The problem → Hunt through the entries for the word "content" and copy each line in which it appears.

Extracted entries →
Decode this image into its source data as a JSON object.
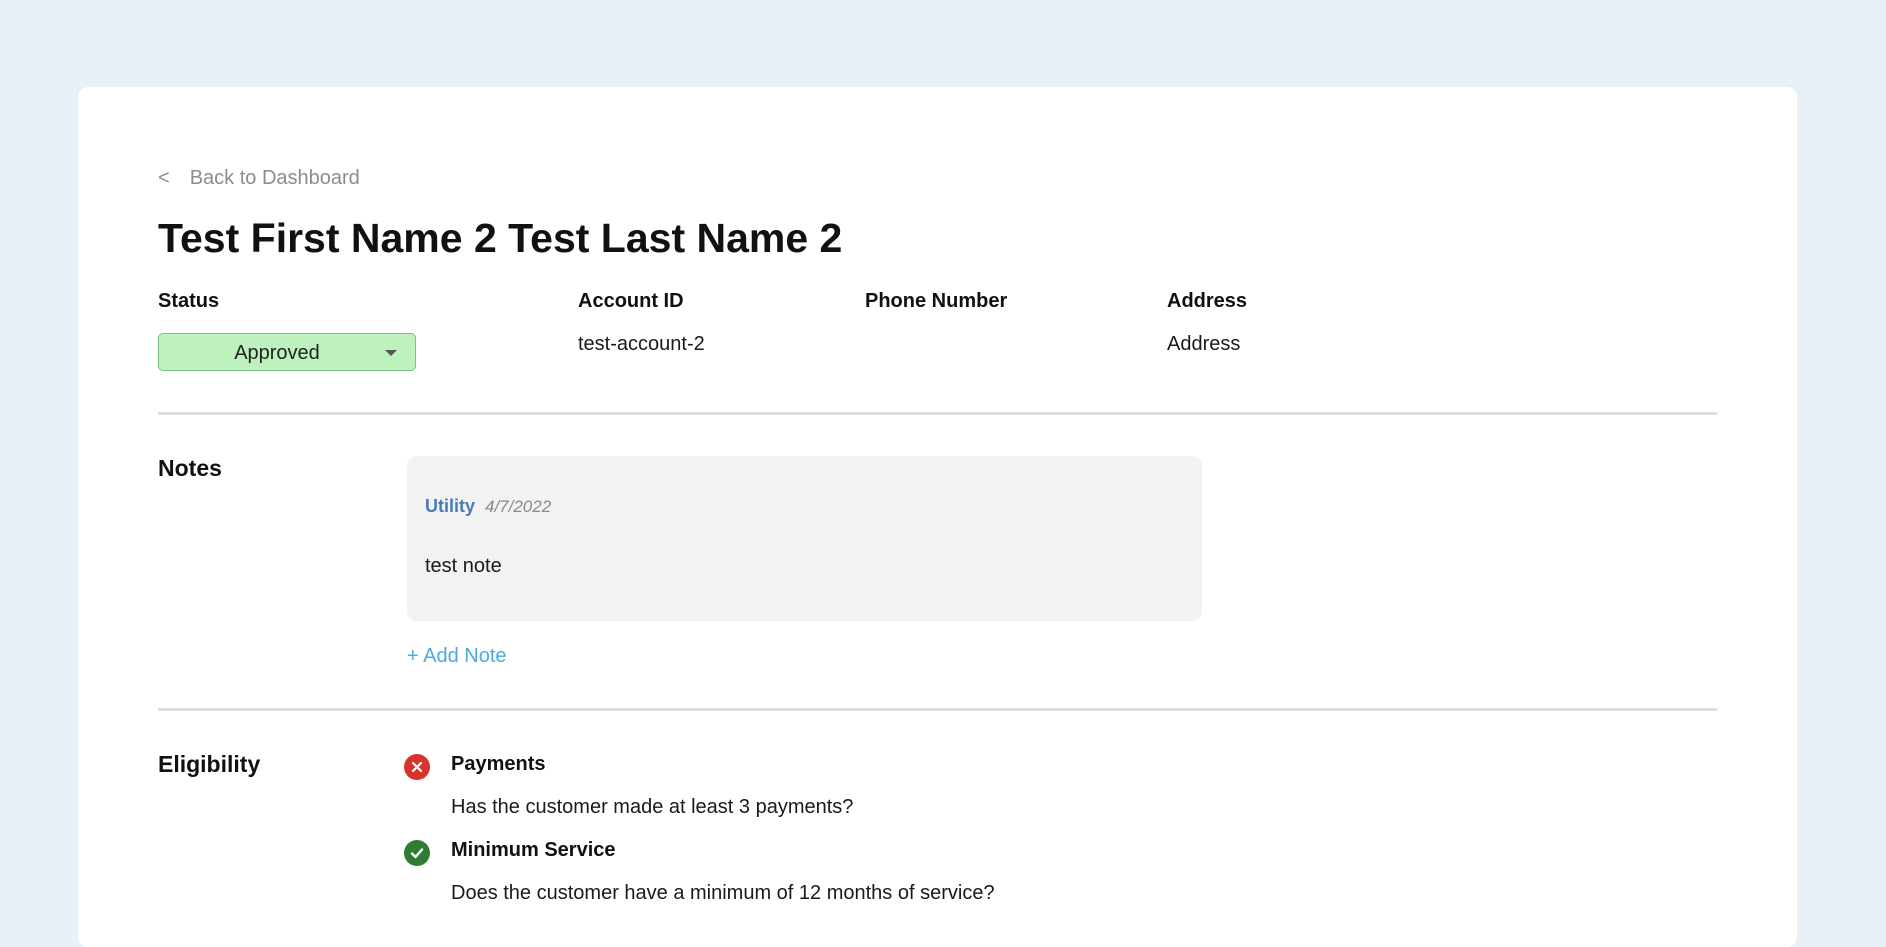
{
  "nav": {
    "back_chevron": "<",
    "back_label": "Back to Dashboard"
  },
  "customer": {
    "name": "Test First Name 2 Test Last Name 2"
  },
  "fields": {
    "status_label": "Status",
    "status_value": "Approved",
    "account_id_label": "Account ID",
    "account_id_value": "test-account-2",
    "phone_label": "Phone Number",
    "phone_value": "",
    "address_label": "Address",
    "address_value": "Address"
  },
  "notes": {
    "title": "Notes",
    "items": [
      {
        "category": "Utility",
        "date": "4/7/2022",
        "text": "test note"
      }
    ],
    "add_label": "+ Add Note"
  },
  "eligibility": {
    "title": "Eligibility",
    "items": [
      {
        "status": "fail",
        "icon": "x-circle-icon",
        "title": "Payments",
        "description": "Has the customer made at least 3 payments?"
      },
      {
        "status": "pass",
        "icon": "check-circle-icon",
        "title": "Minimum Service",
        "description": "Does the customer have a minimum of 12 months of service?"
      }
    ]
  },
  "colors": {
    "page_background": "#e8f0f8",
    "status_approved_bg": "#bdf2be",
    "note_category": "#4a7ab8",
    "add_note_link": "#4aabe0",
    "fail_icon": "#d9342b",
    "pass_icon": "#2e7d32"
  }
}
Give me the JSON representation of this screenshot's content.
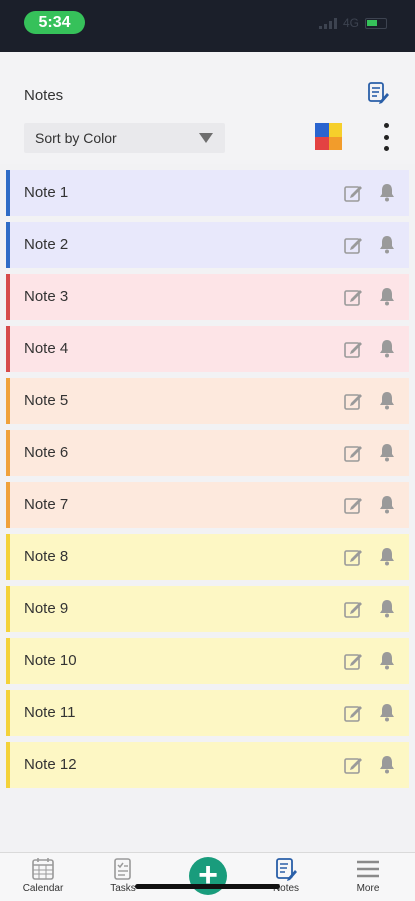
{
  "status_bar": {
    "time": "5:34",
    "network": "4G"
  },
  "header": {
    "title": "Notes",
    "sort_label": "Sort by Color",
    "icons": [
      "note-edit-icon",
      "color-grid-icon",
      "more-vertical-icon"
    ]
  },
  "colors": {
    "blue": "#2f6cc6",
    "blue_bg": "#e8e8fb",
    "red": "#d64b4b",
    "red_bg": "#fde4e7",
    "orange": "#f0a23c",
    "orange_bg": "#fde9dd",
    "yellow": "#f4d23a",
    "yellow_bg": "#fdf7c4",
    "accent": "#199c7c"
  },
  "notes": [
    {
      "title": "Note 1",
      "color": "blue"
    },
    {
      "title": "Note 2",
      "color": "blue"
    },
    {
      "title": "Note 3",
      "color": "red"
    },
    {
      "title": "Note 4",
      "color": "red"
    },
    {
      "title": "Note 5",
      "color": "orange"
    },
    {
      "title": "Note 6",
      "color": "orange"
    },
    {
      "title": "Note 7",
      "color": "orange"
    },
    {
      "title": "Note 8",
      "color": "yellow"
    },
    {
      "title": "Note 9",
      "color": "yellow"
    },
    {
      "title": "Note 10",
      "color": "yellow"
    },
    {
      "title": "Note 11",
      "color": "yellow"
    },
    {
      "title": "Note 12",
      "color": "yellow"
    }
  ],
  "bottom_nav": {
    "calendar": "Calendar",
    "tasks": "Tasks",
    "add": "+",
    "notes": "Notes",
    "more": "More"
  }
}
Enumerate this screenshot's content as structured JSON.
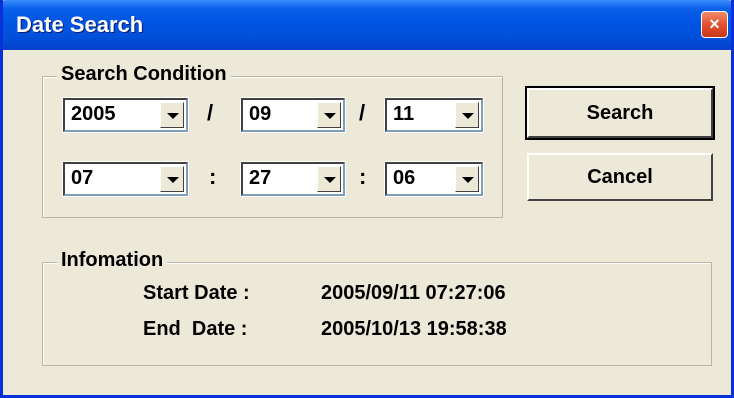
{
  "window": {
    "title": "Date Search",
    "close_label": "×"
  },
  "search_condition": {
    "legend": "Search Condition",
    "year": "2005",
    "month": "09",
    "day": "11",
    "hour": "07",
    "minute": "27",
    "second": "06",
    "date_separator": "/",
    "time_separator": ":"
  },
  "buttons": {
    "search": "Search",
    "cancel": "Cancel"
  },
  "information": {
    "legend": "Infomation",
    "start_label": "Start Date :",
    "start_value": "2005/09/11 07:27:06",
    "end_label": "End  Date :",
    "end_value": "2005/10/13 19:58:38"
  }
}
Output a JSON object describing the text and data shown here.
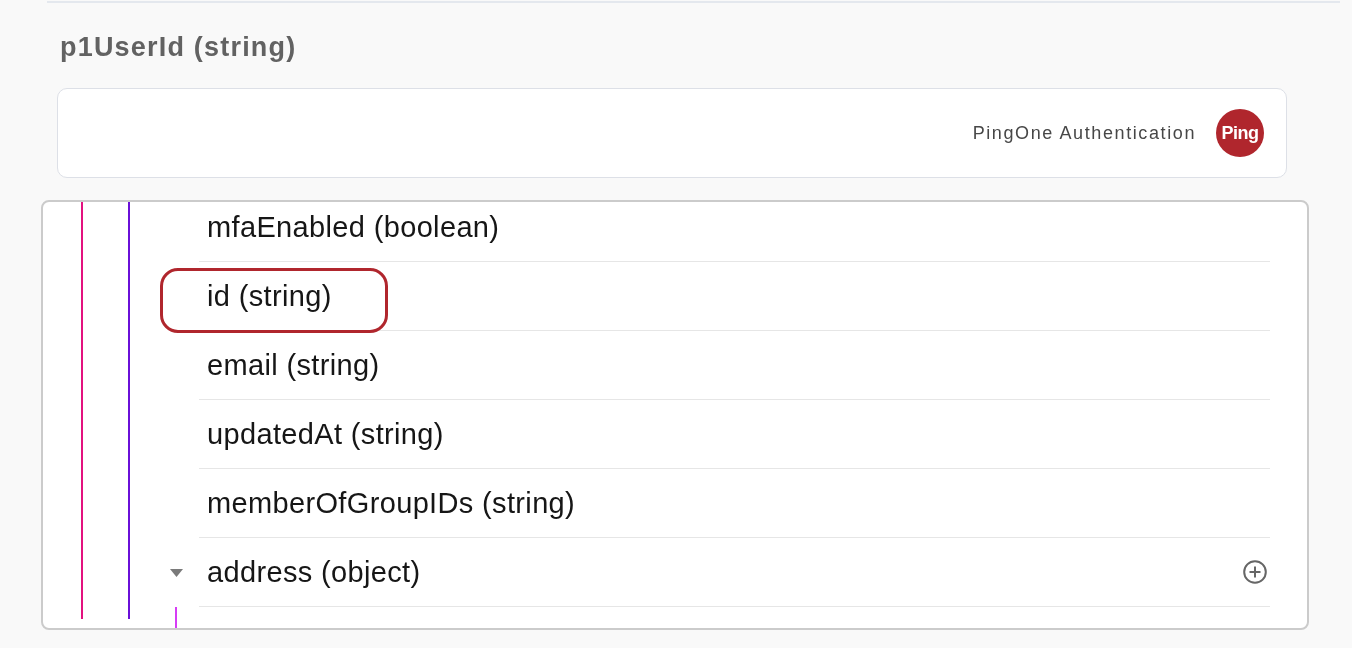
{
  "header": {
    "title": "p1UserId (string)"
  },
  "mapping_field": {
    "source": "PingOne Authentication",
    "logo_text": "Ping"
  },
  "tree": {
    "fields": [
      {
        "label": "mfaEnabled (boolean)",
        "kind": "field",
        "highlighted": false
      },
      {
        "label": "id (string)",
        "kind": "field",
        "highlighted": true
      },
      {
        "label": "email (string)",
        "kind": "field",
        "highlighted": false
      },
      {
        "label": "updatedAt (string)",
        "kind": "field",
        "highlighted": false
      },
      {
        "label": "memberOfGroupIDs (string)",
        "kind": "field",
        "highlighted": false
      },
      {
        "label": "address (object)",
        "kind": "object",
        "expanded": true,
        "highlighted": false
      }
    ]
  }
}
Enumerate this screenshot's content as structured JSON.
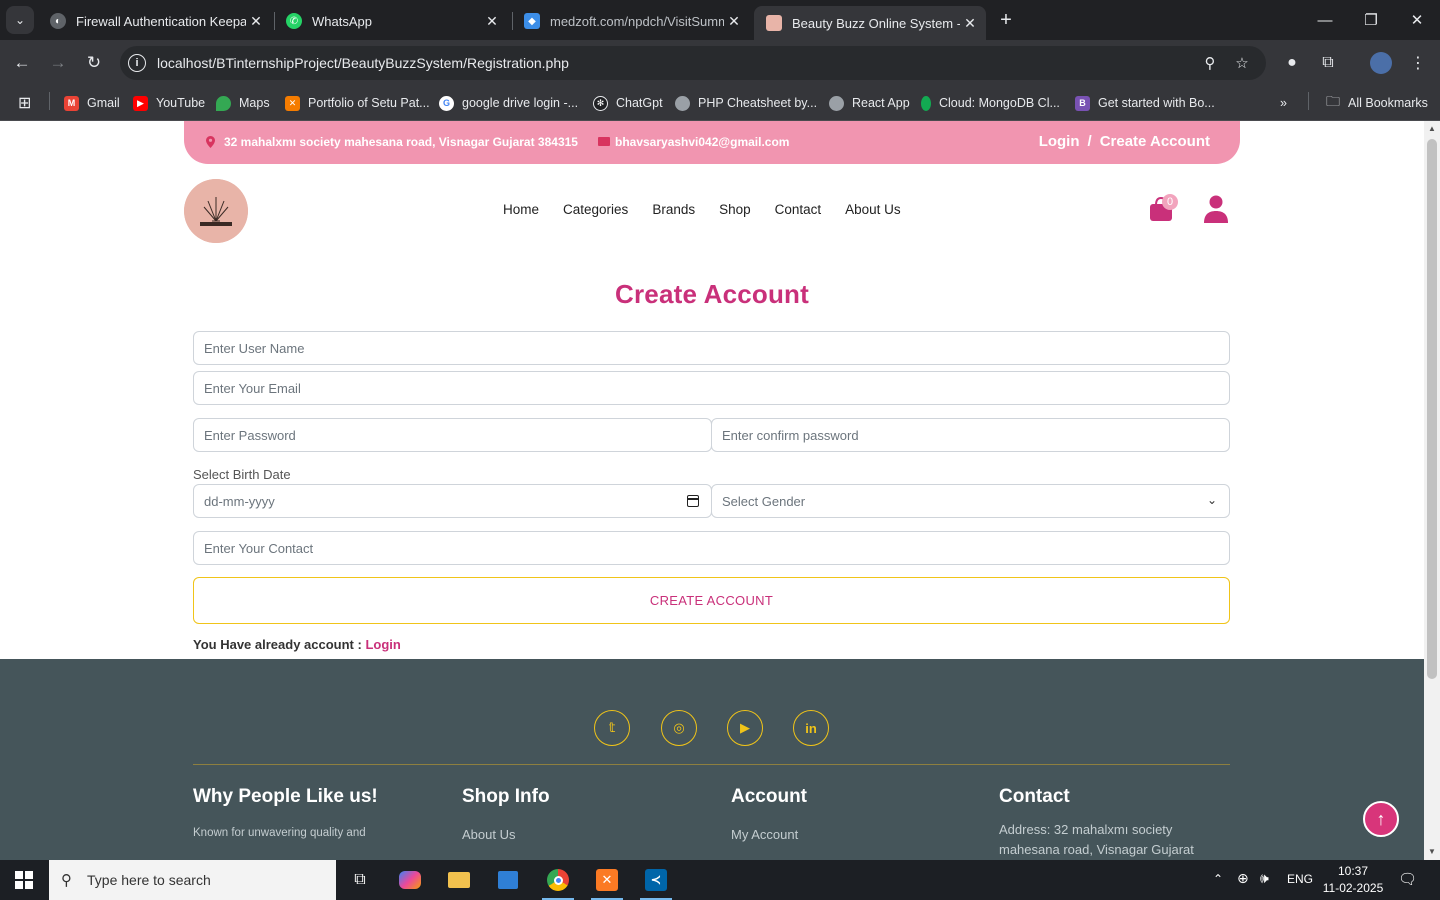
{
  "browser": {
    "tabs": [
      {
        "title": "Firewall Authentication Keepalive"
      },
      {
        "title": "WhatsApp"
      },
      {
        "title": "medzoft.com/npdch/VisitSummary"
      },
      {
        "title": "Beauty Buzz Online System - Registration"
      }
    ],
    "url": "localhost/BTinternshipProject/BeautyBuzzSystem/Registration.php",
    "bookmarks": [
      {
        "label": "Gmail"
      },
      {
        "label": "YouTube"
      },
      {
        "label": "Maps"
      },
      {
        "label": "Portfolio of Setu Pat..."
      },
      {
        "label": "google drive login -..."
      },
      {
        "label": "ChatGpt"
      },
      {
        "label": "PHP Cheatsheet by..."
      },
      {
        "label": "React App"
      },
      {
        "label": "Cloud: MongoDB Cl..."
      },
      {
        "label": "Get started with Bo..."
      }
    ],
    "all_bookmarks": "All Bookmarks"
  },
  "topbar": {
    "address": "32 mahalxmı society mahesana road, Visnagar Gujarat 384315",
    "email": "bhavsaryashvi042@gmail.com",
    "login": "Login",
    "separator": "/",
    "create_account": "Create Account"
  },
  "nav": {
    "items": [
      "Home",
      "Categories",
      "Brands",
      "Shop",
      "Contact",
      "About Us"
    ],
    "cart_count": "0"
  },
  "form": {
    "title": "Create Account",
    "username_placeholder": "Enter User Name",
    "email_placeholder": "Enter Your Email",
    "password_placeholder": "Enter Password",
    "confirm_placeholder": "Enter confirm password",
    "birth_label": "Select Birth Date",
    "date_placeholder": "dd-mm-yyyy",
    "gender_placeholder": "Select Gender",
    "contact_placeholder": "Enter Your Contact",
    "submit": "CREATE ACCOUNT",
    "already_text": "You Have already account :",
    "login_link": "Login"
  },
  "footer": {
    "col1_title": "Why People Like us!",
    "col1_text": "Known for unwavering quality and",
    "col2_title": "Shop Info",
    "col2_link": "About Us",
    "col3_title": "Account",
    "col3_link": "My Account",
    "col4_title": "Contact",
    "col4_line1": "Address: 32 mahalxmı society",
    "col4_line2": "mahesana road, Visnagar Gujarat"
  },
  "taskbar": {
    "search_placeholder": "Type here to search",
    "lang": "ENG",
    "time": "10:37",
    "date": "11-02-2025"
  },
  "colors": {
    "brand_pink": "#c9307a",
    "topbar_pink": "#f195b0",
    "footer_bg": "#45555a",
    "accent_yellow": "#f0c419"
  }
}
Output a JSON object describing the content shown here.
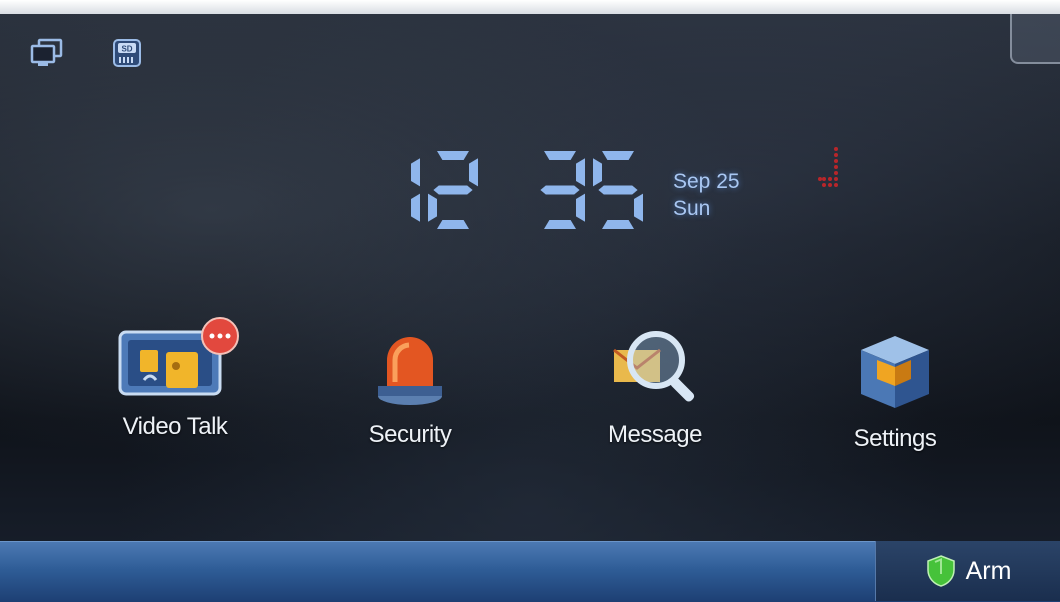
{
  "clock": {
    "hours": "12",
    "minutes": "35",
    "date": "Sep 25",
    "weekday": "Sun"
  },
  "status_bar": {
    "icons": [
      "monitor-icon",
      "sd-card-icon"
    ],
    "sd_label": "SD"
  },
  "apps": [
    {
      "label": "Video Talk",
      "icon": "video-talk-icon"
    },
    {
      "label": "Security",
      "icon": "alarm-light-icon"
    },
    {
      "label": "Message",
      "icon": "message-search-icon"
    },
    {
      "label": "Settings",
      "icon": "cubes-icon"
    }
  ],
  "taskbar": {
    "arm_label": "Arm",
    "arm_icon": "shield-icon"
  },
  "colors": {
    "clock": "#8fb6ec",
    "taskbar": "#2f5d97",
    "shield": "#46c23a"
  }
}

Result for this exercise →
Give me the JSON representation of this screenshot's content.
Enumerate this screenshot's content as structured JSON.
Enumerate this screenshot's content as structured JSON.
Output a JSON object describing the content shown here.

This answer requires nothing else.